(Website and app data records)
- - - -
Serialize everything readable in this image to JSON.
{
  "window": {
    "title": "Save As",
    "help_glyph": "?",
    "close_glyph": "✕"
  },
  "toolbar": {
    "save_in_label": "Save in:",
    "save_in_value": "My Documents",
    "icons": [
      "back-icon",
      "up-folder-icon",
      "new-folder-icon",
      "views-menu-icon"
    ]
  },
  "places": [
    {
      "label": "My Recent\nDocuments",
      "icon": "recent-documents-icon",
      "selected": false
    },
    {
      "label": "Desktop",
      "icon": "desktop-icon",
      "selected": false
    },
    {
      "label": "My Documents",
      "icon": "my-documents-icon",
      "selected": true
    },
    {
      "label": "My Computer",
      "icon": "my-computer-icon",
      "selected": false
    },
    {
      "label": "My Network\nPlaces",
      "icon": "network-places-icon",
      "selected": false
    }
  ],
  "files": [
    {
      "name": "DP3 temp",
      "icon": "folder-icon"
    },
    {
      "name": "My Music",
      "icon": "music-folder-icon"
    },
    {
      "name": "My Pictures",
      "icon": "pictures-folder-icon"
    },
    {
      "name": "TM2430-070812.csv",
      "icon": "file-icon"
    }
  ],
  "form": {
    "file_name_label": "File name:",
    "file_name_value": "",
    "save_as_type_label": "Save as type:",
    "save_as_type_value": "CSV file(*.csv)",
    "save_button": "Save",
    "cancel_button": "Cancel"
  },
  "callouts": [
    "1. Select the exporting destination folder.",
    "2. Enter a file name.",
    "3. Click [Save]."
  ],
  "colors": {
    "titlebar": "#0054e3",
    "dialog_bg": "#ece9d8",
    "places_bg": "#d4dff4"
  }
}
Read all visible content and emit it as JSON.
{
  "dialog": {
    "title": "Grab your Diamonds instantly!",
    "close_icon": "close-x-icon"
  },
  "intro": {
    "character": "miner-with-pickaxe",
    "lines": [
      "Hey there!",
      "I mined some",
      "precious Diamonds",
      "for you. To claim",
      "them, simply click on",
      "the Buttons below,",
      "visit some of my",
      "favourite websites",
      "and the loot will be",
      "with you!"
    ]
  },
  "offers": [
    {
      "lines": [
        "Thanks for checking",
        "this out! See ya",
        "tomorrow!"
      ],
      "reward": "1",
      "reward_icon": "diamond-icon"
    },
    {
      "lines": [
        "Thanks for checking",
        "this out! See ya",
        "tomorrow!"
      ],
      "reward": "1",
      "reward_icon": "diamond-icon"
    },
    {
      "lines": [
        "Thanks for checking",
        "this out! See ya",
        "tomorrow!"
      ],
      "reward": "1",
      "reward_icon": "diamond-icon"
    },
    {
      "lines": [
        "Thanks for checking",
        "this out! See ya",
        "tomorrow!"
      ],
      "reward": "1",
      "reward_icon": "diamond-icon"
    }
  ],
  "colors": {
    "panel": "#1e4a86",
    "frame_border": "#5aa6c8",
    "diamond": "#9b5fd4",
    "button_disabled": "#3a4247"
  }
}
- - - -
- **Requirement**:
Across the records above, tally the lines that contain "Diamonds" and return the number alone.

- **Task solution**:
2